START Task inputs

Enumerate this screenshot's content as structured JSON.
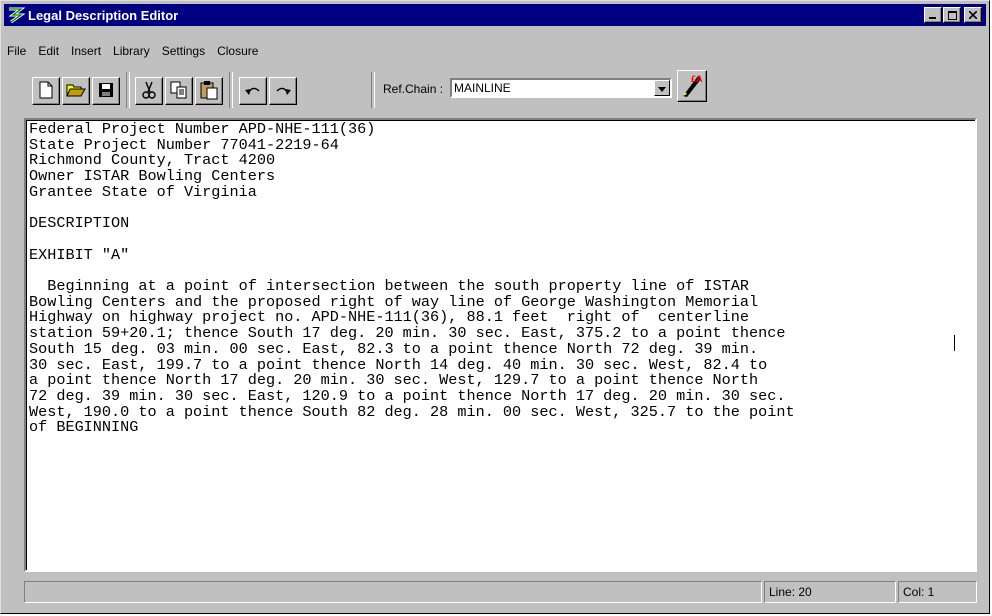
{
  "window": {
    "title": "Legal Description Editor"
  },
  "menu": [
    "File",
    "Edit",
    "Insert",
    "Library",
    "Settings",
    "Closure"
  ],
  "toolbar": {
    "buttons": [
      "new-file-icon",
      "open-folder-icon",
      "save-icon",
      "cut-icon",
      "copy-icon",
      "paste-icon",
      "undo-icon",
      "redo-icon"
    ],
    "ref_chain_label": "Ref.Chain :",
    "ref_chain_value": "MAINLINE",
    "run_button_icon": "pen-run-icon"
  },
  "editor": {
    "text": "Federal Project Number APD-NHE-111(36)\nState Project Number 77041-2219-64\nRichmond County, Tract 4200\nOwner ISTAR Bowling Centers\nGrantee State of Virginia\n\nDESCRIPTION\n\nEXHIBIT \"A\"\n\n  Beginning at a point of intersection between the south property line of ISTAR\nBowling Centers and the proposed right of way line of George Washington Memorial\nHighway on highway project no. APD-NHE-111(36), 88.1 feet  right of  centerline\nstation 59+20.1; thence South 17 deg. 20 min. 30 sec. East, 375.2 to a point thence\nSouth 15 deg. 03 min. 00 sec. East, 82.3 to a point thence North 72 deg. 39 min.\n30 sec. East, 199.7 to a point thence North 14 deg. 40 min. 30 sec. West, 82.4 to\na point thence North 17 deg. 20 min. 30 sec. West, 129.7 to a point thence North\n72 deg. 39 min. 30 sec. East, 120.9 to a point thence North 17 deg. 20 min. 30 sec.\nWest, 190.0 to a point thence South 82 deg. 28 min. 00 sec. West, 325.7 to the point\nof BEGINNING"
  },
  "status": {
    "line": "Line: 20",
    "col": "Col: 1"
  },
  "colors": {
    "titlebar": "#000080",
    "face": "#c0c0c0"
  }
}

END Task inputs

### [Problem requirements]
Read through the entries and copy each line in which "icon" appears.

### [Output]
      "new-file-icon",
      "open-folder-icon",
      "save-icon",
      "cut-icon",
      "copy-icon",
      "paste-icon",
      "undo-icon",
      "redo-icon"
    "run_button_icon": "pen-run-icon"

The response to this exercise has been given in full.